A car accident will leave you with unforeseen stress and burdens. You may have injuries, medical bills, car repair costs, and even suffer emotional anguish after a car crash. You might feel even more frustrated if the accident was not your fault and your car is damaged.
While some people can drive away from the accident scene, sometimes damages are too extensive. If that’s the case, your car might be deemed a total loss following the crash. As a result, your car may have to be towed to a repair shop. You’ll likely wonder who will pay to fix your car when the adrenaline wears off.
Who Pays to Fix or Replace My Car?
“Who will pay for my car repairs?” might be one of the most critical questions following a crash. But, first, you must determine liability or who was at fault.
As a general rule of thumb, the other driver is liable for your damages if you were not at fault for the crash. That includes damage to your car and personal injury (any injuries you or passengers sustained).
Since Colorado law requires drivers to carry auto insurance, most property damage and personal injury claims can go directly through the at-fault driver’s insurance.
If the at-fault driver is insured, their insurance is responsible for the cost of repairing or replacing your vehicle. This holds true even if your car is deemed a total loss.
What if My Vehicle Is a Total Loss?
Under Colorado law, if your car is totaled after an accident, you are entitled to recover the fair market value of your vehicle.
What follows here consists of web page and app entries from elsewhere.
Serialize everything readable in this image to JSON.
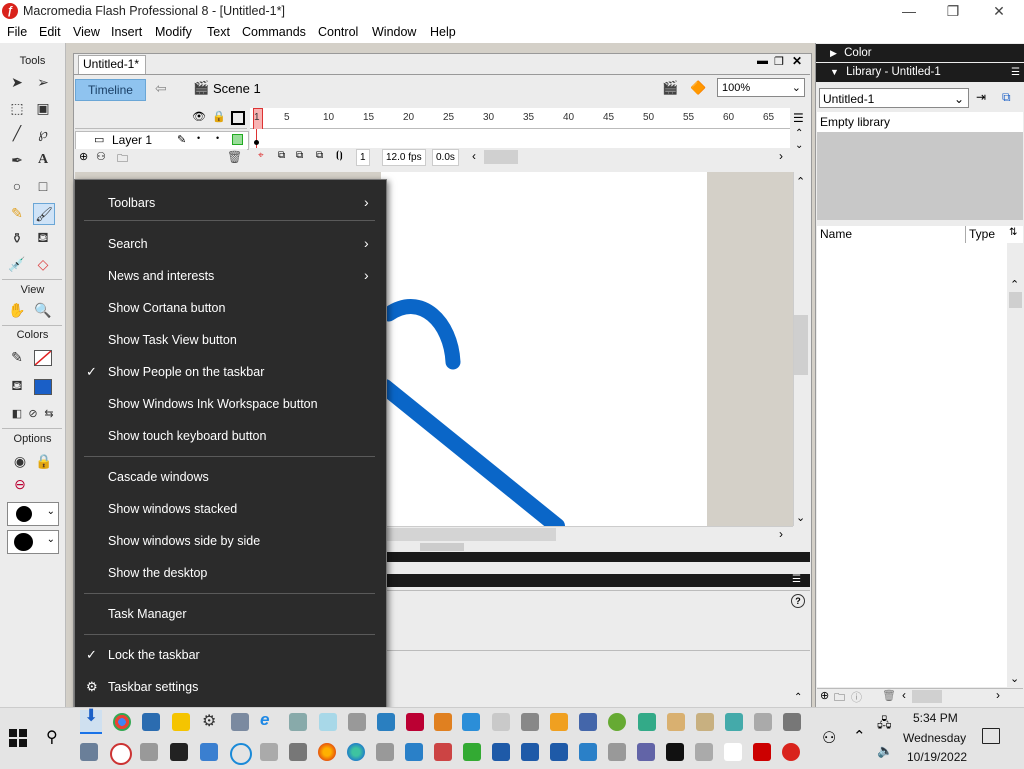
{
  "window": {
    "title": "Macromedia Flash Professional 8 - [Untitled-1*]",
    "app_icon": "flash-icon",
    "controls": [
      "minimize-icon",
      "restore-icon",
      "close-icon"
    ]
  },
  "menubar": [
    "File",
    "Edit",
    "View",
    "Insert",
    "Modify",
    "Text",
    "Commands",
    "Control",
    "Window",
    "Help"
  ],
  "tools": {
    "header": "Tools",
    "view_header": "View",
    "colors_header": "Colors",
    "options_header": "Options",
    "stroke_color": "#000000",
    "fill_color": "#1a5fc7"
  },
  "document": {
    "tab": "Untitled-1*",
    "timeline_button": "Timeline",
    "scene": "Scene 1",
    "zoom": "100%",
    "layer": "Layer 1",
    "ruler_ticks": [
      "1",
      "5",
      "10",
      "15",
      "20",
      "25",
      "30",
      "35",
      "40",
      "45",
      "50",
      "55",
      "60",
      "65"
    ],
    "current_frame": "1",
    "fps": "12.0 fps",
    "time": "0.0s",
    "stroke_color": "#0a66c8"
  },
  "library": {
    "color_panel": "Color",
    "panel_title": "Library - Untitled-1",
    "select_value": "Untitled-1",
    "empty_text": "Empty library",
    "col_name": "Name",
    "col_type": "Type"
  },
  "context_menu": {
    "items": [
      {
        "label": "Toolbars",
        "submenu": true
      },
      {
        "label": "Search",
        "submenu": true
      },
      {
        "label": "News and interests",
        "submenu": true
      },
      {
        "label": "Show Cortana button"
      },
      {
        "label": "Show Task View button"
      },
      {
        "label": "Show People on the taskbar",
        "checked": true
      },
      {
        "label": "Show Windows Ink Workspace button"
      },
      {
        "label": "Show touch keyboard button"
      },
      {
        "label": "Cascade windows"
      },
      {
        "label": "Show windows stacked"
      },
      {
        "label": "Show windows side by side"
      },
      {
        "label": "Show the desktop"
      },
      {
        "label": "Task Manager"
      },
      {
        "label": "Lock the taskbar",
        "checked": true
      },
      {
        "label": "Taskbar settings",
        "icon": "gear-icon"
      }
    ]
  },
  "taskbar": {
    "time": "5:34 PM",
    "day": "Wednesday",
    "date": "10/19/2022"
  }
}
To determine the fair market value of your vehicle, you can use sources like:
- Kelley’s Blue Book
- Certified appraisals
- Computerized valuation services
- Dealer quotes
- Comparing similar vehicles on the market through Craigslist, etc.
If you spent money on improving your car (e.g., new tires, sound system, upgraded shock absorbers), you can present those receipts for consideration. Then, theoretically, the at-fault party’s insurance company should also reimburse you for those costs.
What if My Vehicle Needs Repair After the Accident in Colorado?
After an accident, the best thing to do is take your car to a trusted car repair shop and get an estimate. Your attorney will recommend going to a body shop you feel comfortable with and know does good work. It’s best to get a second and even third estimate.
If the at-fault party has insurance, you don’t need to pay a deductible for any repair costs. However, there are circumstances when it could be faster and easier to go through your insurance company.
Will the At-Fault Driver Pay for All of My Repair Costs?
Colorado drivers must carry a minimum of $15,000 in property damage coverage. But sometimes, accident victims deal with the at-fault driver’s insurance refusing to pay for all the repair costs. As a result, the repair cost is often more than the at-fault driver’s policy coverage.
For example, this is a common scenario with clients who own a luxury vehicle, but the person who hit them only has minimum coverage. When this happens, the at-fault driver is considered “underinsured.” In that case, you may have to default to your underinsured motorist coverage if you have it. That would cover the difference between the at-fault driver’s coverage and the total cost to repair your vehicle. However, your underinsured motorist coverage would still only cover up to the limit you have on your insurance policy.
Can My Own Insurance Pay for Car Repairs in Colorado?
When you go through the at-fault party’s insurance company, processing a property damage claim can take longer. There are numerous accounts of insurance companies ignoring phone calls, returning calls at odd hours, or being generally unresponsive.
In situations where the at-fault party’s insurance company is challenging, you may use your own insurance company. This can sometimes be faster and easier than going through the other party’s insurance. Unfortunately, many Colorado insurance companies will purposely stall the process, especially if they insure higher-risk drivers. Larger insurance carriers generally don’t have as much of an issue with significant delays, but it sometimes happens.
Do I Need to Pay a Deductible?
You will pay an initial deductible if you go through your insurance. Once the repairs are complete, your insurance company and the other party’s insurance will determine who was at fault for the crash. Then, the insurance companies will determine liability through arbitration or mediation.
The other insurance company will reimburse your carrier if they determine that you were not at fault. They are responsible for covering the cost of repairs and reimbursing you for the deductible. However, if the at-fault driver does not have insurance or you are found liable for the accident, you will not be able to recover your deductible.
Contact a Denver Car Accident Lawyer
We feel your pain and have experienced lawyers who can answer your questions. Whether you were involved in a car accident, truck accident, pedestrian accident, or motorcycle accident, we are happy to review your case. In addition, we will give you tailored advice for the unique circumstances of your case.
If you were in a car accident in Colorado, contact our attorneys today for a free, no-obligation consultation, or call (720) 500-HURT.